Harvey Sollberger is one of the finest new music conductors in America, and he brings a good deal more guts and warmth to his interpretations than Boulez does. Sollberger's recent association with SONOR bodes well for this ensemble's future, as does his willingness to program musical upstarts like John Adams.
Igor Stravinsky's Symphony in Three Movements completed the program. Its often explosive nature is the sort of music Sollberger always did so well when he was at IU and headed the New Music Ensemble. It was done well Wednesday.
Under Sollberger's exacting guidance, the ferocious and harrowing performance by a CCP sextet was spellbinding enough to compensate for the piece's rather cliche-ridden first half.
It is difficult to seamlessly dovetail such an angular melody from one instrument to the next, requiring precise intonation and dynamic control of the highest order. Under the direction of conductor Harvey Sollberger, the ensembles admirably pulled off this tour de force. SONOR's rendition of Penthode was the first performance this writer has encountered, both live and on CD, that has accurately translated Carter's intentions.
As John Fonville expertly alternated on piccolo, alto and bass flute, and Harvey Sollberger led the eleven musicians with energetic determination, the performance (of David Felder's Inner Sky) employed computer-processed flute sounds.
The SIRIUS concert, conducted by Harvey Sollberger, was not a dog, instead a bright star, in an engaging series of performances fired by a dynamic reading of Schoenberg's great Pierrot Lunaire on February 21, at Hertz Hall on the campus of the University of California at Berkeley.
HUMAN TOUCH WARMS MECHANIZED MUSIC. That these pieces (transcriptions of Conlon Nancarrow's Studies for Player Piano numbers 5, 6, 12, 16 and 18) can be played by living musicians is a revelation, prompting a John Henry-like exultation over human capabilities.
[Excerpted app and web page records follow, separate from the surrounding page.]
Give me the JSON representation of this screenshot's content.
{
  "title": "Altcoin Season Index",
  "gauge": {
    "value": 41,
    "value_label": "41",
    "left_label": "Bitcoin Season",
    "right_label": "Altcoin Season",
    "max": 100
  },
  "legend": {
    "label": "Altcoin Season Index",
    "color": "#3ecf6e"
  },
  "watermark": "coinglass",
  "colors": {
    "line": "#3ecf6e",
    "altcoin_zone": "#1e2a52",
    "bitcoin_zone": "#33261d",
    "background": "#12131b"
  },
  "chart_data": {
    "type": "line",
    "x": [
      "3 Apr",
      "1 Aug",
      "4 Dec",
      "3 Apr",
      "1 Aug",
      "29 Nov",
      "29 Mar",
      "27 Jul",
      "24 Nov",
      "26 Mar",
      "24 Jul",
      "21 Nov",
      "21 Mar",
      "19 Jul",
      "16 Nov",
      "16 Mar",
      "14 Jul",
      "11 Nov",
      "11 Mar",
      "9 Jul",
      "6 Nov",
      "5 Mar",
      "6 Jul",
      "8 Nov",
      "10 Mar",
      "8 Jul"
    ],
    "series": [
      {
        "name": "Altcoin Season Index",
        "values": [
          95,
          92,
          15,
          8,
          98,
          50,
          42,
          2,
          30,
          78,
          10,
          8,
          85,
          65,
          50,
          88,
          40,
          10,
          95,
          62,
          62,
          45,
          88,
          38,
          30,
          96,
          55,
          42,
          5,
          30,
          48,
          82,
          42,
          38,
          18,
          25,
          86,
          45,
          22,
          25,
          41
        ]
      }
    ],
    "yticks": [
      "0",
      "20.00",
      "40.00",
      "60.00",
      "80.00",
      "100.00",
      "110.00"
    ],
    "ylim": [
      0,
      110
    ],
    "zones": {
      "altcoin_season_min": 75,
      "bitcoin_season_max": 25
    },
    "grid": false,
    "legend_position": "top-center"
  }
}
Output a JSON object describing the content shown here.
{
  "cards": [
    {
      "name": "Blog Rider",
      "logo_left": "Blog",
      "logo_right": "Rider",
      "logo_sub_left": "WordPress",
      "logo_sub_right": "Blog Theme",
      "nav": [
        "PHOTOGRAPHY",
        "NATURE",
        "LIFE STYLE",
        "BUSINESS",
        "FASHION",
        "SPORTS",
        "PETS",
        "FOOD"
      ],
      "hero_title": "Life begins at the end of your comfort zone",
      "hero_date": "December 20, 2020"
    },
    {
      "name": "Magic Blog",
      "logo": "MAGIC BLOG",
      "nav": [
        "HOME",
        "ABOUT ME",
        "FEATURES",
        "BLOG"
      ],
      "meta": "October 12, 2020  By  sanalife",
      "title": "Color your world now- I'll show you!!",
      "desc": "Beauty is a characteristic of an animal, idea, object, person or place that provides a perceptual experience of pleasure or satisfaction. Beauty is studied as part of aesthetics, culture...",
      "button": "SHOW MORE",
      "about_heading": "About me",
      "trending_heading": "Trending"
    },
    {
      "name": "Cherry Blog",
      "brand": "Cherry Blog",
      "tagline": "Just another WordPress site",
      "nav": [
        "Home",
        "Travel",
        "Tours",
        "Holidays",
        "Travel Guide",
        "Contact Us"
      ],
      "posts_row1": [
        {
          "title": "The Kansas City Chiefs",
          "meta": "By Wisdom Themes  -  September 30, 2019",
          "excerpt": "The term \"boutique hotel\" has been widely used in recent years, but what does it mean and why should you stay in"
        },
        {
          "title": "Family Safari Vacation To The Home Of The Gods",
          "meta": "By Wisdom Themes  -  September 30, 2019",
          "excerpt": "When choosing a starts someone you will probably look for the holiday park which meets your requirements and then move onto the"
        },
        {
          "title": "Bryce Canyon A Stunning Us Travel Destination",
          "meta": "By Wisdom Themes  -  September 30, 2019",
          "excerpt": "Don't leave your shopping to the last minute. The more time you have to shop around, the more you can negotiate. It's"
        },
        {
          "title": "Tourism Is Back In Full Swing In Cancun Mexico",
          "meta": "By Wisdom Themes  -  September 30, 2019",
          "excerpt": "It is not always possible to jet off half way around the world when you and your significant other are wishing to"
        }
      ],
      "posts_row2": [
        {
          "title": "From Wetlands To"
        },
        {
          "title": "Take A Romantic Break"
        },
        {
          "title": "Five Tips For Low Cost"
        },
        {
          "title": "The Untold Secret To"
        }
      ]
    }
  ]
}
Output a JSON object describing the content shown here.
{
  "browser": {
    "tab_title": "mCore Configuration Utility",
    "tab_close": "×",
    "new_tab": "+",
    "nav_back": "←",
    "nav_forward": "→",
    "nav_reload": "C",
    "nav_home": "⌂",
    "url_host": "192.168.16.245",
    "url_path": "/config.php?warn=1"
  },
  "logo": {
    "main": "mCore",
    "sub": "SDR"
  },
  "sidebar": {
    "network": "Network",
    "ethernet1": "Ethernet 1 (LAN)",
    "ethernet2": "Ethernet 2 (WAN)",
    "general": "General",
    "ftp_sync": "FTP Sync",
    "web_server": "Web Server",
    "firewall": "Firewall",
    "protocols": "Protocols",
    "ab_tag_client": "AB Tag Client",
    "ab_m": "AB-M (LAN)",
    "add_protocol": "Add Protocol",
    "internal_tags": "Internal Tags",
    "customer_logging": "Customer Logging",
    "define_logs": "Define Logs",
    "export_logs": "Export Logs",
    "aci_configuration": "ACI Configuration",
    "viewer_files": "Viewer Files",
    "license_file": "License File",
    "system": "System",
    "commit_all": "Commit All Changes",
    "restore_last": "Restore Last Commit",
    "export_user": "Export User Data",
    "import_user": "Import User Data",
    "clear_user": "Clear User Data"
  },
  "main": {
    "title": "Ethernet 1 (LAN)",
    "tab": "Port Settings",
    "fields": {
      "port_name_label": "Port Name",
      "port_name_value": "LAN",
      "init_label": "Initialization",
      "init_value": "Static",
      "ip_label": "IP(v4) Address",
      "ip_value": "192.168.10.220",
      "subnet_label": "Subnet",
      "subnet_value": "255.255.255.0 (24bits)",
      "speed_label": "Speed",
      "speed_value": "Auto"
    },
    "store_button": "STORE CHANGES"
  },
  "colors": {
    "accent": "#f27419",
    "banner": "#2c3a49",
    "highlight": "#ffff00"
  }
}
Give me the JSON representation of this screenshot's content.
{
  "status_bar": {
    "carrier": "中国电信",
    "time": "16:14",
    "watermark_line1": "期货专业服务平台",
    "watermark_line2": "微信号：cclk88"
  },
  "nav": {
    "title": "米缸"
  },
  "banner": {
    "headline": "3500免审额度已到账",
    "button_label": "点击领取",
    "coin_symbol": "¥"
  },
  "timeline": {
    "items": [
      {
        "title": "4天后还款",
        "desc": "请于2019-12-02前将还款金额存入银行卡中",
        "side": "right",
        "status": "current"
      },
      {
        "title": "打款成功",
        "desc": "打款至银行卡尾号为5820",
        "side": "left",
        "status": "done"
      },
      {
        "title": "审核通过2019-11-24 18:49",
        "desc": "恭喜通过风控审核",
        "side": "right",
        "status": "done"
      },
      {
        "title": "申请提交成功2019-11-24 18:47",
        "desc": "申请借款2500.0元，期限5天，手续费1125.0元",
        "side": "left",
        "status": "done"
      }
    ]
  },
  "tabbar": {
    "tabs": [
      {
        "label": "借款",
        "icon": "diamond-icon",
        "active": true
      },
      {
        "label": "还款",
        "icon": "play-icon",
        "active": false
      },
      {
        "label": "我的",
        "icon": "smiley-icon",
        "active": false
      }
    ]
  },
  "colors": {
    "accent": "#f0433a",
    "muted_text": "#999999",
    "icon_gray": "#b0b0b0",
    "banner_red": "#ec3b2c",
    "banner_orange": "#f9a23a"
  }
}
Sollberger conducted tautly but with feeling, and the 19 members of the ensemble, joining in various combinations, acquitted themselves splendidly. . . . It's been awhile since a new music program offered such thorough rewards.
The orchestra (the La Jolla Symphony and Chorus) has a new music director this year, Harvey Sollberger, who is best known as a flutist with sensational technique, but who is also a sure conductor. It fills an important need in the community, willing to undertake interesting challenges, unlike the newly-reconstituted, mainstream-bound San Diego Symphony.